Scope of the Committee's inquiry

The Joint Committee is very aware of the wide spectrum of charity activity, the number of small organisations and the distinction between fund-raising and grant-giving charities. It expects to concentrate its inquiry on the following themes:

1. Does the draft Bill strike the right balance between flexibility and accountability? How can the danger of over-regulation be avoided?

2. Will the Bill improve public confidence in charities?  Will it encourage more giving and volunteering?

3. Are the 12 new charitable purposes the draft Bill proposes for a charity satisfactory -- should there be additions or deletions? Is the phrase ‘public benefit’ best left undefined in the Bill?  Do fee-paying schools which are charities demonstrate adequate public benefit arising from their activities?

4. Are there aspects of the draft Bill which would permit the charity and voluntary sector to play a greater role in the delivery of public services if they wished to do so?

5. What are the likely benefits and costs of the draft Bill?
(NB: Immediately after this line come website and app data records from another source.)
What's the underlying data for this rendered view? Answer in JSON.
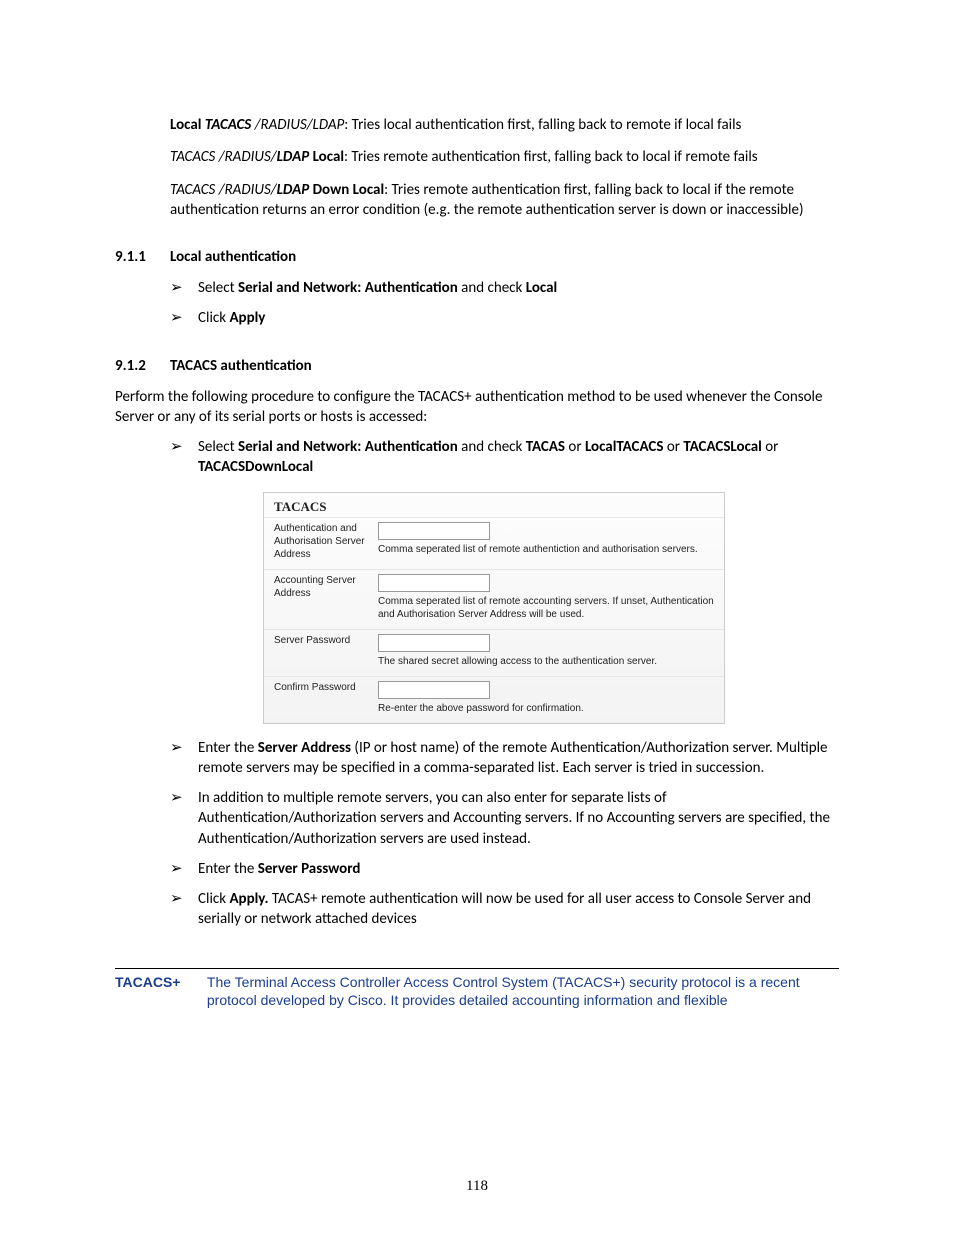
{
  "para1": {
    "prefix_bold": "Local ",
    "prefix_bolditalic": "TACACS ",
    "prefix_italic": "/RADIUS/LDAP",
    "rest": ": Tries local authentication first, falling back to remote if local fails"
  },
  "para2": {
    "prefix_italic": "TACACS /RADIUS/",
    "prefix_bolditalic": "LDAP",
    "bold": " Local",
    "rest": ": Tries remote authentication first, falling back to local if remote fails"
  },
  "para3": {
    "prefix_italic": "TACACS /RADIUS/",
    "prefix_bolditalic": "LDAP",
    "bold": " Down Local",
    "rest": ": Tries remote authentication first, falling back to local if the remote authentication returns an error condition (e.g. the remote authentication server is down or inaccessible)"
  },
  "sec911": {
    "num": "9.1.1",
    "title": "Local authentication"
  },
  "sec911_b1": {
    "t1": "Select ",
    "b1": "Serial and Network: Authentication",
    "t2": " and check ",
    "b2": "Local"
  },
  "sec911_b2": {
    "t1": "Click ",
    "b1": "Apply"
  },
  "sec912": {
    "num": "9.1.2",
    "title": "TACACS authentication"
  },
  "sec912_intro": "Perform the following procedure to configure the TACACS+ authentication method to be used whenever the Console Server or any of its serial ports or hosts is accessed:",
  "sec912_b1": {
    "t1": "Select ",
    "b1": "Serial and Network: Authentication",
    "t2": " and check  ",
    "b2": "TACAS",
    "t3": " or ",
    "b3": "LocalTACACS",
    "t4": " or ",
    "b4": "TACACSLocal",
    "t5": " or ",
    "b5": "TACACSDownLocal"
  },
  "panel": {
    "title": "TACACS",
    "row1_label": "Authentication and Authorisation Server Address",
    "row1_help": "Comma seperated list of remote authentiction and authorisation servers.",
    "row2_label": "Accounting Server Address",
    "row2_help": "Comma seperated list of remote accounting servers. If unset, Authentication and Authorisation Server Address will be used.",
    "row3_label": "Server Password",
    "row3_help": "The shared secret allowing access to the authentication server.",
    "row4_label": "Confirm Password",
    "row4_help": "Re-enter the above password for confirmation."
  },
  "sec912_b2": {
    "t1": "Enter the ",
    "b1": "Server Address",
    "t2": " (IP or host name) of the remote Authentication/Authorization server. Multiple remote servers may be specified in a comma-separated list. Each server is tried in succession."
  },
  "sec912_b3": "In addition to multiple remote servers, you can also enter for separate lists of Authentication/Authorization servers and Accounting servers. If no Accounting servers are specified, the Authentication/Authorization servers are used instead.",
  "sec912_b4": {
    "t1": "Enter the ",
    "b1": "Server Password"
  },
  "sec912_b5": {
    "t1": "Click ",
    "b1": "Apply.",
    "t2": " TACAS+ remote authentication will now be used for all user access to Console Server and serially or network attached devices"
  },
  "note": {
    "term": "TACACS+",
    "body": "The Terminal Access Controller Access Control System (TACACS+) security protocol is a recent protocol developed by Cisco. It provides detailed accounting information and flexible"
  },
  "page_number": "118"
}
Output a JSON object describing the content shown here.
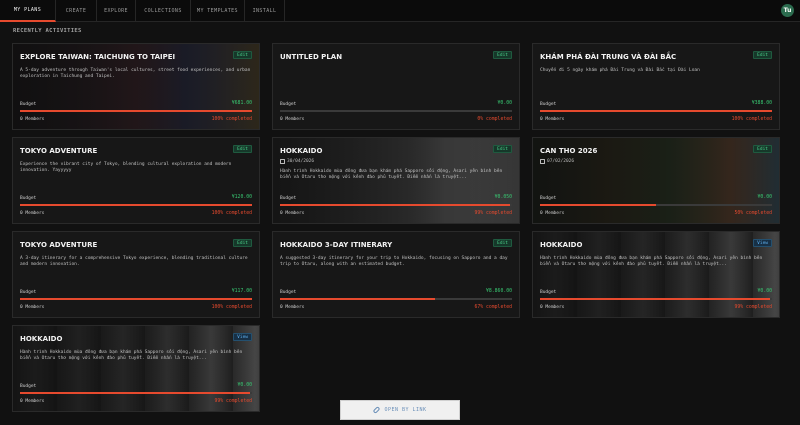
{
  "nav": {
    "tabs": [
      {
        "label": "MY PLANS",
        "active": true
      },
      {
        "label": "CREATE",
        "active": false
      },
      {
        "label": "EXPLORE",
        "active": false
      },
      {
        "label": "COLLECTIONS",
        "active": false
      },
      {
        "label": "MY TEMPLATES",
        "active": false
      },
      {
        "label": "INSTALL",
        "active": false
      }
    ],
    "avatar_initials": "Tu"
  },
  "section_title": "RECENTLY ACTIVITIES",
  "cards": [
    {
      "title": "EXPLORE TAIWAN: TAICHUNG TO TAIPEI",
      "tag": "Edit",
      "date": "",
      "description": "A 5-day adventure through Taiwan's local cultures, street food experiences, and urban exploration in Taichung and Taipei.",
      "budget_label": "Budget",
      "budget_value": "¥681.00",
      "members": "0 Members",
      "completed": "100% completed",
      "progress": 1.0,
      "photo": "city-street"
    },
    {
      "title": "UNTITLED PLAN",
      "tag": "Edit",
      "date": "",
      "description": "",
      "budget_label": "Budget",
      "budget_value": "¥0.00",
      "members": "0 Members",
      "completed": "0% completed",
      "progress": 0.0,
      "photo": ""
    },
    {
      "title": "KHÁM PHÁ ĐÀI TRUNG VÀ ĐÀI BẮC",
      "tag": "Edit",
      "date": "",
      "description": "Chuyến đi 5 ngày khám phá Đài Trung và Đài Bắc tại Đài Loan",
      "budget_label": "Budget",
      "budget_value": "¥388.00",
      "members": "0 Members",
      "completed": "100% completed",
      "progress": 1.0,
      "photo": ""
    },
    {
      "title": "TOKYO ADVENTURE",
      "tag": "Edit",
      "date": "",
      "description": "Experience the vibrant city of Tokyo, blending cultural exploration and modern innovation. Yayyyyy",
      "budget_label": "Budget",
      "budget_value": "¥120.00",
      "members": "0 Members",
      "completed": "100% completed",
      "progress": 1.0,
      "photo": ""
    },
    {
      "title": "HOKKAIDO",
      "tag": "Edit",
      "date": "30/04/2026",
      "description": "Hành trình Hokkaido mùa đông đưa bạn khám phá Sapporo sôi động, Asari yên bình bên biển và Otaru thơ mộng với kênh đào phủ tuyết. Điểm nhấn là truyệt...",
      "budget_label": "Budget",
      "budget_value": "¥0.050",
      "members": "0 Members",
      "completed": "99% completed",
      "progress": 0.99,
      "photo": "snow-street"
    },
    {
      "title": "CAN THO 2026",
      "tag": "Edit",
      "date": "07/02/2026",
      "description": "",
      "budget_label": "Budget",
      "budget_value": "¥0.00",
      "members": "0 Members",
      "completed": "50% completed",
      "progress": 0.5,
      "photo": "market"
    },
    {
      "title": "TOKYO ADVENTURE",
      "tag": "Edit",
      "date": "",
      "description": "A 3-day itinerary for a comprehensive Tokyo experience, blending traditional culture and modern innovation.",
      "budget_label": "Budget",
      "budget_value": "¥117.00",
      "members": "0 Members",
      "completed": "100% completed",
      "progress": 1.0,
      "photo": ""
    },
    {
      "title": "HOKKAIDO 3-DAY ITINERARY",
      "tag": "Edit",
      "date": "",
      "description": "A suggested 3-day itinerary for your trip to Hokkaido, focusing on Sapporo and a day trip to Otaru, along with an estimated budget.",
      "budget_label": "Budget",
      "budget_value": "¥8.860.00",
      "members": "0 Members",
      "completed": "67% completed",
      "progress": 0.67,
      "photo": ""
    },
    {
      "title": "HOKKAIDO",
      "tag": "View",
      "date": "",
      "description": "Hành trình Hokkaido mùa đông đưa bạn khám phá Sapporo sôi động, Asari yên bình bên biển và Otaru thơ mộng với kênh đào phủ tuyết. Điểm nhấn là truyệt...",
      "budget_label": "Budget",
      "budget_value": "¥0.00",
      "members": "0 Members",
      "completed": "99% completed",
      "progress": 0.99,
      "photo": "lanterns"
    },
    {
      "title": "HOKKAIDO",
      "tag": "View",
      "date": "",
      "description": "Hành trình Hokkaido mùa đông đưa bạn khám phá Sapporo sôi động, Asari yên bình bên biển và Otaru thơ mộng với kênh đào phủ tuyết. Điểm nhấn là truyệt...",
      "budget_label": "Budget",
      "budget_value": "¥0.00",
      "members": "0 Members",
      "completed": "99% completed",
      "progress": 0.99,
      "photo": "lanterns"
    }
  ],
  "open_link": {
    "label": "OPEN BY LINK",
    "icon": "link-icon"
  },
  "colors": {
    "accent": "#e64a2e",
    "budget": "#38c872",
    "edit_tag": "#4ad08a",
    "view_tag": "#5fb0ef"
  }
}
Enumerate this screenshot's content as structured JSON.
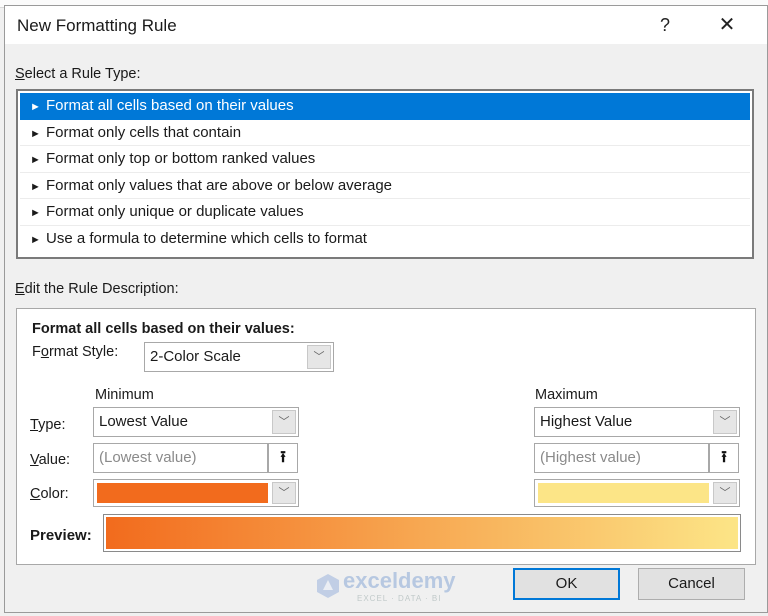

What level of funding will be necessary for the Charity Commission to carry out its additional tasks effectively?

6. Is it right that the draft Bill does not include the recommendation in the Strategy Unit consultation paper, Private Action, Public Benefit, that charities should  be allowed to trade as part of their normal activities without the need to set up a trading company?

7. Are the proposals to regulate fund-raising workable?

8. Are the specific proposals in the draft Bill (such as the new corporate legal form, the Charitable Incorporated Organisation)  adequate, workable and beneficial?

The Joint Committee also intends to take into account developments in similar legislation in Scotland and progress on the provisions for Community Interest Companies in the Companies (Audit, Investigations and Community Enterprise) Bill currently before the House of Lords.

Written evidence

Given the limited time available for the submission of evidence and for the completion of the Committee's work, written evidence should be short, concentrate on the major issues arising from the draft Bill and contain a brief introduction to the persons or organisations submitting it. Submissions should take the form of a memorandum and should have numbered paragraphs. An indicative length would be 1,000-1,200 words - memoranda which exceed five pages should be accompanied by a one-page summary. Memoranda may be accompanied by background material (perhaps already published elsewhere) which would not be reprinted by the Joint Committee.

We wish to receive written evidence, if possible in MS Word or rich text format, by e-mail to [email protected] A single hard copy (single-sided, unbound) should also be sent to : Francene Graham, Committee Assistant to the Joint Committee on the Draft Charities Bill

Scrutiny Unit,  Room G10,  7 Millbank, London SW1P 3JA  (fax: 0207 219 8381)

Once written evidence has been submitted it becomes the property of the Committee. Those who have submitted written evidence to the Joint Committee are welcome to publish their evidence themselves (for example, by placing it on their own website), provided that it is not published until after the Joint Committee has acknowledged receipt of the evidence and that it is made clear that the document was prepared as evidence to the Joint Committee. Written submissions from those giving oral evidence will be available at the relevant hearing. Written evidence from others will either be published by the Committee with its final Report or placed in the public domain when that Report is published. Individuals and organisations considering submitting information to the Committee that they would wish the Committee to treat as confidential should consult the Clerks in advance, initially by sending an e-mail to the address given above.

Further notices will be issued shortly, indicating how the Committee will proceed.

To follow the inquiry, see: www.parliament.uk/parliamentary_committees/jcdchb.cfm

Webcasts of all evidence sessions are available within 24 hours at www.parliamentlive.tv.

If you wish to be added to the mailing list for future notices, please contact: Francene Graham, Committee Assistant to the Joint Committee on the Draft Charities Bill

Scrutiny Unit,  Room G10,  7 Millbank, London SW1P 3JA 

Email: [email protected]  Tel: 020 7219 8387 Fax: 020 7219 8381.